Apple picks Detroit for Developer Academy as part of racial equity initiative
Apple Inc., the Silicon Valley heavyweight, said Wednesday it will open its first U.S. Apple Developer Academy in downtown Detroit later this year to support coding and tech education.
The Apple Developer Academy courses, offered in collaboration with Michigan State University, will be free and accessible to all learners regardless of academic background. No previous coding experience is required.
The move represents another step forward in Detroit's effort to change the narrative of a city long associated with factories and blue-collar work into a place that welcomes tech investment — and can draw the talent to justify it, be it for modern auto assembly lines or app development.
The academy is among new major projects the tech giant announced as part of its $100 million Racial Equity and Justice Initiative that Apple says will “help dismantle systemic barriers to opportunity and combat injustices faced by communities of color.”
“We are all accountable to the urgent work of building a more just, more equitable world — and these new projects send a clear signal of Apple’s enduring commitment,” Apple CEO Tim Cook said in a release.
“We’re launching REJI’s latest initiatives with partners across a broad range of industries and backgrounds — from students to teachers, developers to entrepreneurs, and community organizers to justice advocates — working together to empower communities that have borne the brunt of racism and discrimination for far too long. We are honored to help bring this vision to bear, and to match our words and actions to the values of equity and inclusion we have always prized at Apple.”
Patrick Anderson, CEO of East Lansing-based Anderson Economic Group, said the Detroit area has been a high-tech center for at least two decades, but didn’t get recognized as such until Automation Alley started reporting annually on the number of high-tech jobs in Michigan about ten years ago.
Anderson said Michigan has a large pool of people that start new businesses —significantly higher than the nation as a whole. Apple's initiative in Detroit is likely to help tap into that.
"Apple is a lot of things, including a great deal of savvy about their future consumers, suppliers, and workers," he said. "This will help Detroit, and it will build Apple some new apps it will be putting on iPhones for years to come. That’s a win-win-win."
Anderson says that Apple is demonstrating that everybody needs to know how to do some coding to survive in today's economy, which involves a certain amount of software as well as capability with the Internet and electronic devices.
"Projects like this, and Girls Who Code and others that go into areas that tend to be under-served are important in terms of demonstrating the critical nature of what I'll call the literacy of the era," he said.
Vinay Bhagat, founder and CEO of business technology review site TrustRadius, said that Apple is addressing accessibility, which his firm has found through its research is a huge barrier for people of color entering the tech industry.
"The fact that Apple is bringing the Developer Academy to Detroit, a city with a majority-Black population, shows that at least one big tech firm sees the accessibility problem and is willing to address it head-on," he said. "We need more companies to step up and create opportunities like this across the country."
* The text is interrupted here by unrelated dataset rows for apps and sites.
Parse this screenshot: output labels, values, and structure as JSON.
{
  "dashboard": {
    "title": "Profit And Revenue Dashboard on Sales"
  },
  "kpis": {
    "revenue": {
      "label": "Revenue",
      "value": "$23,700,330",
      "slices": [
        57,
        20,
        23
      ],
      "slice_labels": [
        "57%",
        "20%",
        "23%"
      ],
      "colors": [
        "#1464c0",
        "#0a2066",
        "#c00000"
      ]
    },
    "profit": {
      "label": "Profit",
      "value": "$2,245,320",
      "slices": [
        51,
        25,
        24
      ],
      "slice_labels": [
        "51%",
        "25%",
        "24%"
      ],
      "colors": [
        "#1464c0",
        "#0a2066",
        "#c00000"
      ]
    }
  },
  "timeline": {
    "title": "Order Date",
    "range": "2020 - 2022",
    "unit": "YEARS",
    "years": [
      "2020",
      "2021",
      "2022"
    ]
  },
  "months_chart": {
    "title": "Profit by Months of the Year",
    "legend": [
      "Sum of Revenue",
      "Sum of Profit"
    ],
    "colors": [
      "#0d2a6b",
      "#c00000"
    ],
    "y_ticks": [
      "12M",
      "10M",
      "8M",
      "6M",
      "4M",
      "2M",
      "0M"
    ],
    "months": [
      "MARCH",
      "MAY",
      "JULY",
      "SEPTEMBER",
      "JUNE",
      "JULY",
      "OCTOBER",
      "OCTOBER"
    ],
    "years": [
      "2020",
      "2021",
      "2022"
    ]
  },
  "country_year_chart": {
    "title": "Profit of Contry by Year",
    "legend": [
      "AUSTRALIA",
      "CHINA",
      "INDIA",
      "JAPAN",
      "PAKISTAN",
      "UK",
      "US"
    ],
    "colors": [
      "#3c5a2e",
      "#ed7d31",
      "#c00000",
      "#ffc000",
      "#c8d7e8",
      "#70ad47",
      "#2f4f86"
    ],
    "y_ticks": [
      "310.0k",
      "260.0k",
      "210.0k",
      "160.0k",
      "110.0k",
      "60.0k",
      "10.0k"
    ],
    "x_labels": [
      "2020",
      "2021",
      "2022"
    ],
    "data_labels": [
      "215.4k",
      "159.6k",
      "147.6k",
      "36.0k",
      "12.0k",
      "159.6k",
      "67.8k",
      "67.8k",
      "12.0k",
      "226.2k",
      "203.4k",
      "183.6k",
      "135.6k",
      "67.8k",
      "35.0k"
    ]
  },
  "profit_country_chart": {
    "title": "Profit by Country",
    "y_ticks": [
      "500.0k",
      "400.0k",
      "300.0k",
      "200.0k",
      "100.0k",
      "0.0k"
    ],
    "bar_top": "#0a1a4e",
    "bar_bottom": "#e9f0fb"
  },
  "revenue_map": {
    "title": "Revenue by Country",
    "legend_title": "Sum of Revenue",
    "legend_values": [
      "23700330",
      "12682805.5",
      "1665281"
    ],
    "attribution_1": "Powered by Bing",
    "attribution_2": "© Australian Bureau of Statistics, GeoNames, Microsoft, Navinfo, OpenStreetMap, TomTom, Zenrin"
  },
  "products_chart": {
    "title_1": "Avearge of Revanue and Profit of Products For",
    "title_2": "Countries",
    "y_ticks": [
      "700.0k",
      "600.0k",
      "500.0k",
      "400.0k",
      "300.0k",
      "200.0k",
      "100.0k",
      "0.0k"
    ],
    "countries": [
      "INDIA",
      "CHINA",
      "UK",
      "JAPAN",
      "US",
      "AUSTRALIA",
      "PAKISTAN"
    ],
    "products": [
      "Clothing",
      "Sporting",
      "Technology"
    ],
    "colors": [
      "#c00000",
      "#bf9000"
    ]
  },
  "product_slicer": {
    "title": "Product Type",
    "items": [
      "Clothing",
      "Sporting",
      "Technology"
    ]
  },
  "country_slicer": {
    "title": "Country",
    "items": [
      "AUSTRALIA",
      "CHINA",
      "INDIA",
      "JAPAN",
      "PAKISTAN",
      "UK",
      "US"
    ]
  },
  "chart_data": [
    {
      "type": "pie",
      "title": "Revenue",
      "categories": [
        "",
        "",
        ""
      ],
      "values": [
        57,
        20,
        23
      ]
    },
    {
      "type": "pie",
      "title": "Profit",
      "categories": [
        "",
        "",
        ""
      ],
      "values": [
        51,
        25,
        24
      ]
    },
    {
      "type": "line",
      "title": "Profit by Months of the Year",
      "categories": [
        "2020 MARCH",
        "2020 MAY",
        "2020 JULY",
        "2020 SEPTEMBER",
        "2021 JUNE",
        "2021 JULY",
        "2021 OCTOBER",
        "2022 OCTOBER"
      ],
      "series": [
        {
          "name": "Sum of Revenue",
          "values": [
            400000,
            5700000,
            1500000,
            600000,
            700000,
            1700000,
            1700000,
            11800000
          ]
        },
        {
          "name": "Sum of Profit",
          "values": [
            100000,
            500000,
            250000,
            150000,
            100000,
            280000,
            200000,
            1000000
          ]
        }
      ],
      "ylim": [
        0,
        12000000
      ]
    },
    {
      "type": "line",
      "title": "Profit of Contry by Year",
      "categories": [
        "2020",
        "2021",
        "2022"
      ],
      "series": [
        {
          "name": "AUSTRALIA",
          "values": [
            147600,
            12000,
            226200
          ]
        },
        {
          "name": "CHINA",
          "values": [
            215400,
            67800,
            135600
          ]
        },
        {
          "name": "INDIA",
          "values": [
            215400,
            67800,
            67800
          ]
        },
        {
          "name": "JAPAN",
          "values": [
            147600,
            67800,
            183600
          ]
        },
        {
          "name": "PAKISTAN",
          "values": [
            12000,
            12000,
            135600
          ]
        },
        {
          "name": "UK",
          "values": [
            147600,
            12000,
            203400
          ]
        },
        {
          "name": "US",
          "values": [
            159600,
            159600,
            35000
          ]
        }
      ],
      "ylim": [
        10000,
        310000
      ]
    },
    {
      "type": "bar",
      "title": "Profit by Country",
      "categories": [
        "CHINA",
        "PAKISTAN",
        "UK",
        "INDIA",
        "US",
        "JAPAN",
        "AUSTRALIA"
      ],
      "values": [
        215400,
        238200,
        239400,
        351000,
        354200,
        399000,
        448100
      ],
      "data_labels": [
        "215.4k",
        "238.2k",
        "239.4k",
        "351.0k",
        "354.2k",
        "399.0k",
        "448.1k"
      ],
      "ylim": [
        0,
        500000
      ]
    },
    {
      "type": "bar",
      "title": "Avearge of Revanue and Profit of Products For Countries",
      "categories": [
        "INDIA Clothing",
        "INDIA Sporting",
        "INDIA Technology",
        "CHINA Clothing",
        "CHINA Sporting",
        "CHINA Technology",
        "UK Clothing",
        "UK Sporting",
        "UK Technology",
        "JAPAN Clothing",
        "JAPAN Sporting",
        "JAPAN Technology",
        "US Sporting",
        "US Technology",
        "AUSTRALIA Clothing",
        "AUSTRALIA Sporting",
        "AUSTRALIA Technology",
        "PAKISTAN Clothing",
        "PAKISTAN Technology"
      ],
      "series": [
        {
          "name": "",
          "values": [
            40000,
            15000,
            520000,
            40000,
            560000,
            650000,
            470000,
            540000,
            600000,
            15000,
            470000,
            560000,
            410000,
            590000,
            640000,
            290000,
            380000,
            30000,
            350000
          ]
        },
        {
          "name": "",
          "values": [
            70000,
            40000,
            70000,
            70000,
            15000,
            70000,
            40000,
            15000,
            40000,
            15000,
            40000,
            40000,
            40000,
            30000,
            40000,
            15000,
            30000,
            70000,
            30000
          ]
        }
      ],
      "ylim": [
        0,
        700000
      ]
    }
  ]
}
Bhagat said they found that Black, indigenous and people of color growing in the tech industry in places including Atlanta, Chicago, and Dallas and that "it would be awesome to see Detroit rise to that level."
MSU President Samuel L. Stanley Jr. expressed gratitude for the partnership. The university has worked with Apple since 2018, when it launched its own iOS Design Lab on campus.
“Apple is the perfect partner for us to help educate and prepare a diverse generation of coders, tech leaders and entrepreneurs, and Detroit — Michigan’s innovative technology and premier urban hub — is the right location for this academy," he said. "There is tremendous potential for this project moving forward and we’re excited to get started.”
The academy will consist of two programs: first, a 30-day introductory program that will provide students an understanding of what it means to be an app developer. The full academy is an intensive, 10-to 12-month program that will teach the skills needed to work in the iOS app economy and also start a businesses.
Curriculum will cover coding, design, professional skills and marketing. Apple said it expects the academy to reach nearly 1,000 students each year. The Apple Developer Academy will be open to all Michigan residents. The company declined to provide further detail regarding the program Wednesday.
A downtown location has not yet been selected for the academy. Officials said they are working with partners, including Rock Ventures, in hopes of finding a location by the summer.